Have you ever had one of those days? One of those weeks?

One of those weeks started last Thursday for me. I was sleeping on my couch and heard sirens – LOTS of sirens. Having no way of knowing what emergency crews were rushing to, I got ready and headed to work unaware.

After arriving at work, I soon learned that two people were killed in a fire outside of Austin. Or at least that’s what the initial report was.

This was horrible news, terrible. When I came to Austin I expected to cover stories that were upsetting, but being hit with the first death I would have to cover as a news story was sobering.

After gaining some information from local authorities, I drove to the scene to see if any information was available. A part of me was very aware that seeking any information about the fire could be invasive to the victims’ families. But unfortunately, at times, asking questions is my job.
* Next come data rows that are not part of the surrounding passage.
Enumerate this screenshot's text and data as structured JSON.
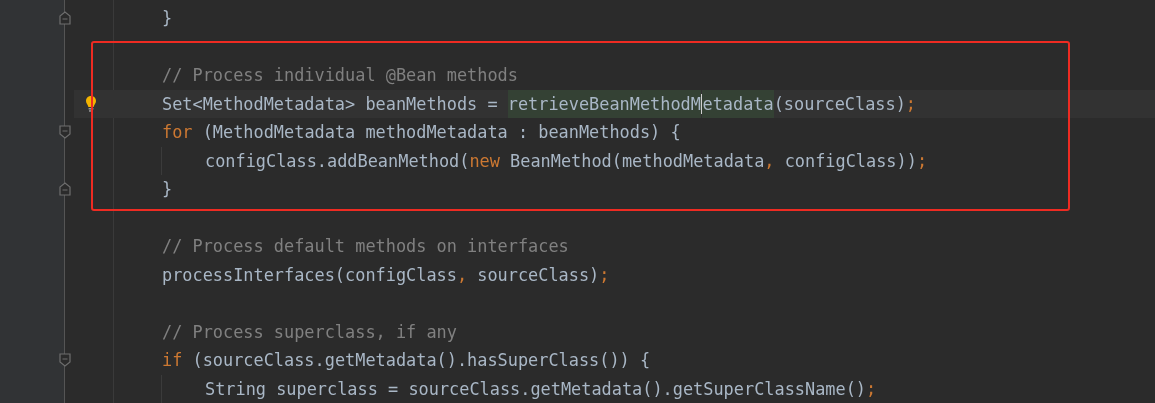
{
  "editor": {
    "lines": [
      {
        "indented": false,
        "fold_start": false,
        "fold_end": true,
        "current": false,
        "bulb": false,
        "tokens": [
          {
            "kind": "plain",
            "text": "}"
          }
        ]
      },
      {
        "indented": false,
        "fold_start": false,
        "fold_end": false,
        "current": false,
        "bulb": false
      },
      {
        "indented": false,
        "fold_start": false,
        "fold_end": false,
        "current": false,
        "bulb": false,
        "tokens": [
          {
            "kind": "comment",
            "text": "// Process individual @Bean methods"
          }
        ]
      },
      {
        "indented": false,
        "fold_start": false,
        "fold_end": false,
        "current": true,
        "bulb": true,
        "tokens": [
          {
            "kind": "plain",
            "text": "Set<MethodMetadata> beanMethods = "
          },
          {
            "kind": "usage",
            "text": "retrieveBeanMethodM"
          },
          {
            "kind": "caret"
          },
          {
            "kind": "usage",
            "text": "etadata"
          },
          {
            "kind": "plain",
            "text": "(sourceClass)"
          },
          {
            "kind": "punct",
            "text": ";"
          }
        ]
      },
      {
        "indented": false,
        "fold_start": true,
        "fold_end": false,
        "current": false,
        "bulb": false,
        "tokens": [
          {
            "kind": "keyword",
            "text": "for "
          },
          {
            "kind": "plain",
            "text": "(MethodMetadata methodMetadata : beanMethods) {"
          }
        ]
      },
      {
        "indented": true,
        "fold_start": false,
        "fold_end": false,
        "current": false,
        "bulb": false,
        "tokens": [
          {
            "kind": "plain",
            "text": "configClass.addBeanMethod("
          },
          {
            "kind": "keyword",
            "text": "new "
          },
          {
            "kind": "plain",
            "text": "BeanMethod(methodMetadata"
          },
          {
            "kind": "punct",
            "text": ", "
          },
          {
            "kind": "plain",
            "text": "configClass))"
          },
          {
            "kind": "punct",
            "text": ";"
          }
        ]
      },
      {
        "indented": false,
        "fold_start": false,
        "fold_end": true,
        "current": false,
        "bulb": false,
        "tokens": [
          {
            "kind": "plain",
            "text": "}"
          }
        ]
      },
      {
        "indented": false,
        "fold_start": false,
        "fold_end": false,
        "current": false,
        "bulb": false
      },
      {
        "indented": false,
        "fold_start": false,
        "fold_end": false,
        "current": false,
        "bulb": false,
        "tokens": [
          {
            "kind": "comment",
            "text": "// Process default methods on interfaces"
          }
        ]
      },
      {
        "indented": false,
        "fold_start": false,
        "fold_end": false,
        "current": false,
        "bulb": false,
        "tokens": [
          {
            "kind": "plain",
            "text": "processInterfaces(configClass"
          },
          {
            "kind": "punct",
            "text": ", "
          },
          {
            "kind": "plain",
            "text": "sourceClass)"
          },
          {
            "kind": "punct",
            "text": ";"
          }
        ]
      },
      {
        "indented": false,
        "fold_start": false,
        "fold_end": false,
        "current": false,
        "bulb": false
      },
      {
        "indented": false,
        "fold_start": false,
        "fold_end": false,
        "current": false,
        "bulb": false,
        "tokens": [
          {
            "kind": "comment",
            "text": "// Process superclass, if any"
          }
        ]
      },
      {
        "indented": false,
        "fold_start": true,
        "fold_end": false,
        "current": false,
        "bulb": false,
        "tokens": [
          {
            "kind": "keyword",
            "text": "if "
          },
          {
            "kind": "plain",
            "text": "(sourceClass.getMetadata().hasSuperClass()) {"
          }
        ]
      },
      {
        "indented": true,
        "fold_start": false,
        "fold_end": false,
        "current": false,
        "bulb": false,
        "tokens": [
          {
            "kind": "plain",
            "text": "String superclass = sourceClass.getMetadata().getSuperClassName()"
          },
          {
            "kind": "punct",
            "text": ";"
          }
        ]
      }
    ]
  }
}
I wrote the first story about the fire and felt incredibly sad. Two people had died. Each had their own dreams and lived their lives completely unaware of how or when the end would come.

The next morning, I had the privilege of speaking to Mike Cotter about his brother, Richard, who local authorities had tentatively identified as one of the victims of the fire.

Talking to Mike was heartbreaking. Here was a man who loved his brother, looked up to him, and was suddenly confronted with the stark reality that he would never see him again.

Amazingly, as I spoke to him, he reached out to me. By the time he left we were laughing after a story he shared with me. Our laughter was a reminder that life is made of tragedy and joy intermingling, and that either can hit at an unexpected moment.

Then, Friday afternoon came along and hit me in the gut. I was suddenly confronted with the fact that Richard and Mary had not died as the result of the fire. In my short time as a reporter I have never been faced with such a horrific truth before – it was a double homicide.

Who could do such a thing? And why? Though I had a lot of questions I also was aware that sometimes the evil that men do is so incomprehensible no one can make sense of it. I certainly couldn’t.

My mind returned to Mike Cotter. I knew I was thrown by the reality of the situation, but what about him?

How can Mike deal with the knowledge that someone could decide – make a conscious decision – to take his brother’s life? How could anyone think a life was worth so little that it could be taken? Why didn’t the knowledge that this was a life, a LIFE, stop the person who committed the murder before he carried it out? It is possible we may never know.

On Saturday I heard the worst news I’d heard all week – Richard’s son was arrested for the crime.

There is a part of me that is grateful the authorities made an arrest in a short period of time, but another part of me knows that the arrest is only the beginning of a tragic drama yet to be played out. There will be an arraignment and possibly a trial, and all of us – family, friends and residents of Austin alike – will have to face it. Just like we will have to face the upcoming trial from last summer’s double murder.

I truly have an overwhelming amount of sympathy within me for the families and friends of Richard and Mary. My thoughts are with all of you.

I will still have to report this case and I will need to stay objective – one of the harder parts of this job – but what I don’t have to do is shut off my emotions. I can’t.

Heaven help me if I ever become so callous as to think of a person’s death as just another news story. That will be the day I stop reporting.

I hope I never forget that each thing I report involves a person, people. People who made an impact and leave a shadow of their spirit here when they pass.